To date, Sue already has almost 24 hours under her belt volunteering in Area VI this year. With the shortened schedule and the late start to the season that they have out west, that is truly something to be honored. It is dedicated volunteers like Sue that make this sport possible. It is those who stumble upon the sport truly by accident that can make the most difference.
Sue cannot encourage people enough to get out there and volunteer to give back. She is already planning her return once it is deemed safe to resume and she is excited to continue to volunteer and enjoy the sport that she loves. We cannot thank Sue enough for all that she does and we are excited to honor her as the Volunteer of the Month.
Volunteers are the lifeblood of our sport, the unsung heroes, and the people who make it possible to keep the sport alive. In efforts to recognize the dedication, commitment, and hard work that volunteers put into eventing, USEA formed the Volunteer Incentive Program (VIP) in 2015. In 2017, an online management portal was designed for volunteers, organizers, and volunteer coordinators at EventingVolunteers.com (available as an app for iOS and Android).
Volunteer incentives include national and area recognition, year-end awards with ribbons, cash prizes, and trophies, a top ten USEA Volunteer leaderboard, and a Volunteer of the Year award which is given to the volunteer who tops the leaderboard by accumulating the most volunteer hours over the USEA competition year. Click here to learn more about the USEA Volunteer Incentive Program.
The USEA would like to thank Sunsprite Warmbloods for sponsoring the Volunteer Incentive Program.
Lisa Pragg is a busy woman, but between her normal day job and competing her own 19-year-old Thoroughbred Impeccable she still prioritizes time to volunteer - both at horse trials and as a volunteer firefighter. Pragg understands the importance that volunteers play in the eventing community and makes sure to give whatever time she can back as a fair gesture.
Attention USEA members! Registration for the 2022 USEA Annual Meeting & Convention is now open! The convention will be held in person on December 7-11, 2022 at the Hyatt Regency Savannah Hotel in Savannah, Georgia.
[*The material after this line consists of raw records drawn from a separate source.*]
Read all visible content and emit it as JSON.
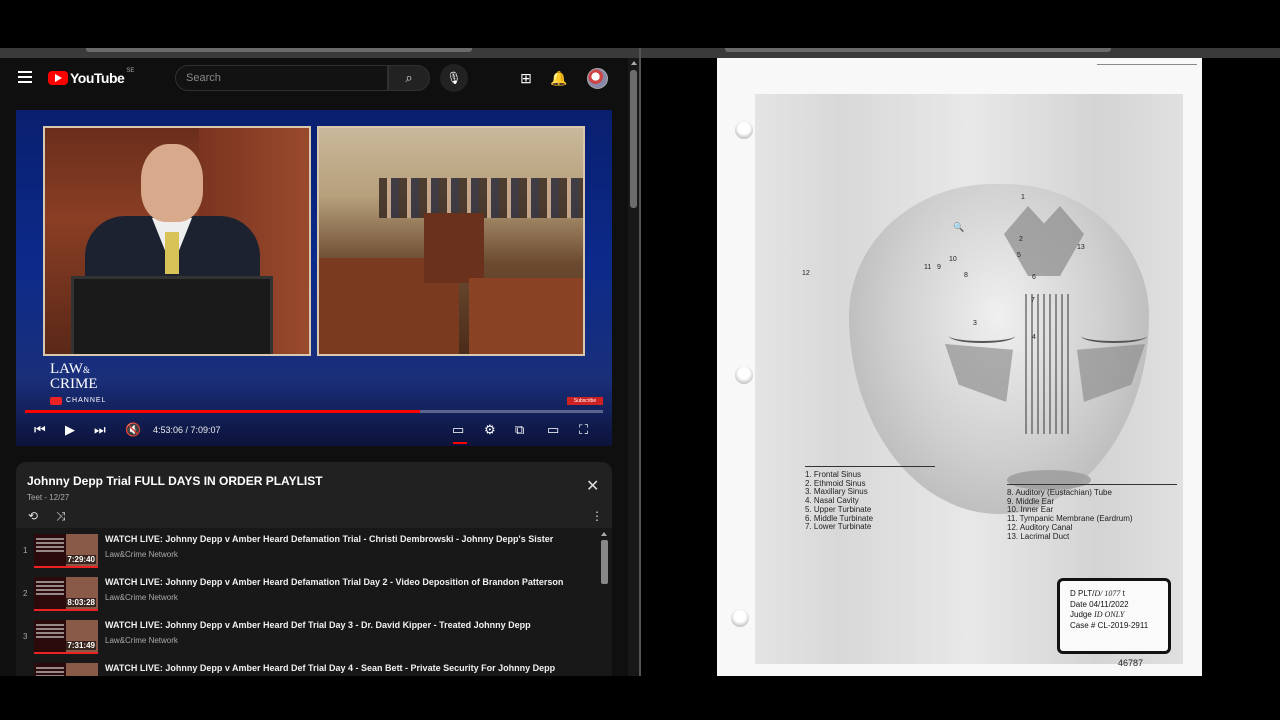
{
  "youtube": {
    "logo_text": "YouTube",
    "country_code": "SE",
    "search_placeholder": "Search",
    "icons": {
      "menu": "hamburger-icon",
      "search": "search-icon",
      "mic": "mic-icon",
      "create": "create-video-icon",
      "notifications": "bell-icon"
    }
  },
  "player": {
    "brand_line1": "LAW",
    "brand_amp": "&",
    "brand_line2": "CRIME",
    "brand_channel": "CHANNEL",
    "subscribe_badge": "Subscribe",
    "timecode": "4:53:06 / 7:09:07",
    "progress_fraction": 0.683,
    "accent_color": "#ff0000"
  },
  "playlist": {
    "title": "Johnny Depp Trial FULL DAYS IN ORDER PLAYLIST",
    "subtitle": "Teet - 12/27",
    "items": [
      {
        "index": "1",
        "title": "WATCH LIVE: Johnny Depp v Amber Heard Defamation Trial - Christi Dembrowski - Johnny Depp's Sister",
        "channel": "Law&Crime Network",
        "duration": "7:29:40"
      },
      {
        "index": "2",
        "title": "WATCH LIVE: Johnny Depp v Amber Heard Defamation Trial Day 2 - Video Deposition of Brandon Patterson",
        "channel": "Law&Crime Network",
        "duration": "8:03:28"
      },
      {
        "index": "3",
        "title": "WATCH LIVE: Johnny Depp v Amber Heard Def Trial Day 3 - Dr. David Kipper - Treated Johnny Depp",
        "channel": "Law&Crime Network",
        "duration": "7:31:49"
      },
      {
        "index": "",
        "title": "WATCH LIVE: Johnny Depp v Amber Heard Def Trial Day 4 - Sean Bett - Private Security For Johnny Depp",
        "channel": "",
        "duration": ""
      }
    ]
  },
  "document": {
    "legend_left": [
      "1. Frontal Sinus",
      "2. Ethmoid Sinus",
      "3. Maxillary Sinus",
      "4. Nasal Cavity",
      "5. Upper Turbinate",
      "6. Middle Turbinate",
      "7. Lower Turbinate"
    ],
    "legend_right": [
      "8. Auditory (Eustachian) Tube",
      "9. Middle Ear",
      "10. Inner Ear",
      "11. Tympanic Membrane (Eardrum)",
      "12. Auditory Canal",
      "13. Lacrimal Duct"
    ],
    "diagram_numbers": {
      "n1": "1",
      "n2": "2",
      "n3": "3",
      "n4": "4",
      "n5": "5",
      "n6": "6",
      "n7": "7",
      "n8": "8",
      "n9": "9",
      "n10": "10",
      "n11": "11",
      "n12": "12",
      "n13": "13"
    },
    "stamp": {
      "line1_prefix": "D",
      "line1_label": "PLT/",
      "line1_hand": "D/ 1077",
      "line1_suffix": "t",
      "date_label": "Date",
      "date_value": "04/11/2022",
      "judge_label": "Judge",
      "judge_hand": "ID ONLY",
      "case_label": "Case #",
      "case_value": "CL-2019-2911"
    },
    "doc_number": "46787"
  }
}
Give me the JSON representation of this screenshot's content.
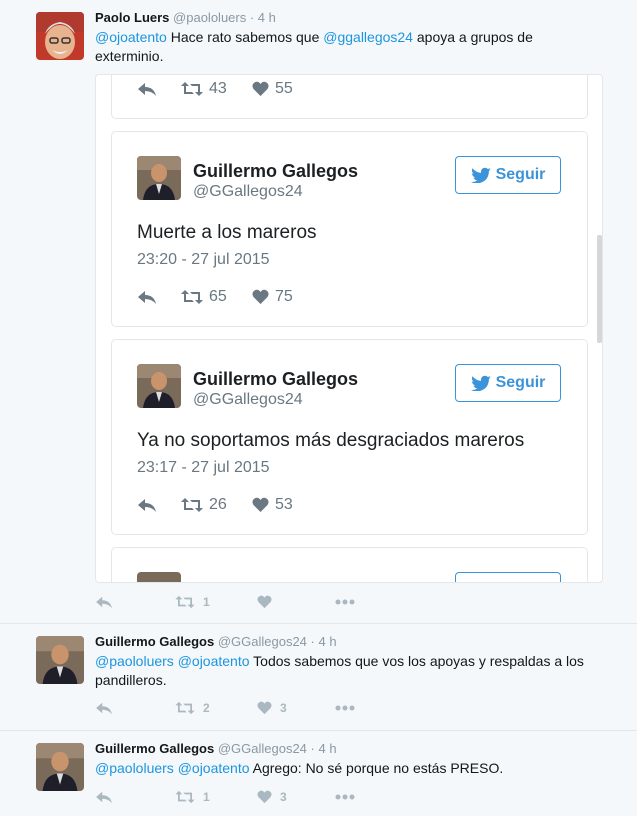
{
  "tweets": [
    {
      "name": "Paolo Luers",
      "handle": "@paololuers",
      "time": "· 4 h",
      "mentions": [
        "@ojoatento"
      ],
      "text_after_mentions": " Hace rato sabemos que ",
      "mention2": "@ggallegos24",
      "text_end": " apoya a grupos de exterminio.",
      "retweets": "1",
      "likes": ""
    },
    {
      "name": "Guillermo Gallegos",
      "handle": "@GGallegos24",
      "time": "· 4 h",
      "mention_a": "@paololuers",
      "mention_b": "@ojoatento",
      "text": " Todos sabemos que vos los apoyas y respaldas a los pandilleros.",
      "retweets": "2",
      "likes": "3"
    },
    {
      "name": "Guillermo Gallegos",
      "handle": "@GGallegos24",
      "time": "· 4 h",
      "mention_a": "@paololuers",
      "mention_b": "@ojoatento",
      "text": " Agrego: No sé porque no estás PRESO.",
      "retweets": "1",
      "likes": "3"
    }
  ],
  "embed": {
    "top_partial": {
      "retweets": "43",
      "likes": "55"
    },
    "cards": [
      {
        "name": "Guillermo Gallegos",
        "handle": "@GGallegos24",
        "follow_label": "Seguir",
        "text": "Muerte a los mareros",
        "date": "23:20 - 27 jul 2015",
        "retweets": "65",
        "likes": "75"
      },
      {
        "name": "Guillermo Gallegos",
        "handle": "@GGallegos24",
        "follow_label": "Seguir",
        "text": "Ya no soportamos más desgraciados mareros",
        "date": "23:17 - 27 jul 2015",
        "retweets": "26",
        "likes": "53"
      }
    ]
  },
  "colors": {
    "mention": "#1b95e0",
    "follow": "#3b94d9",
    "background": "#f5f8fa"
  }
}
The United States Eventing Association (USEA) is proud to announce the selected Young Rider athletes for the Emerging Athletes 21 Program (EA21) national camp, now that the EA21 regional clinics have concluded. Twelve riders were accepted into each of the five regional EA21 clinics, taught by USEA Eventing Coaches Program (ECP) instructors, and now riders have been selected from the regional clinics to participate in the inaugural EA21 national camp this winter.
Ninety percent of training a horse is getting the horse to understand exactly what you want them to do. In general, horses are generous and willing creatures who want to please us; very seldom do they behave badly on purpose. Horses don’t come out and say, ‘Let’s make Mom’s (or Dad’s) life miserable today by going as poorly as possible - most prefer to do the right thing, as long as they know what that is.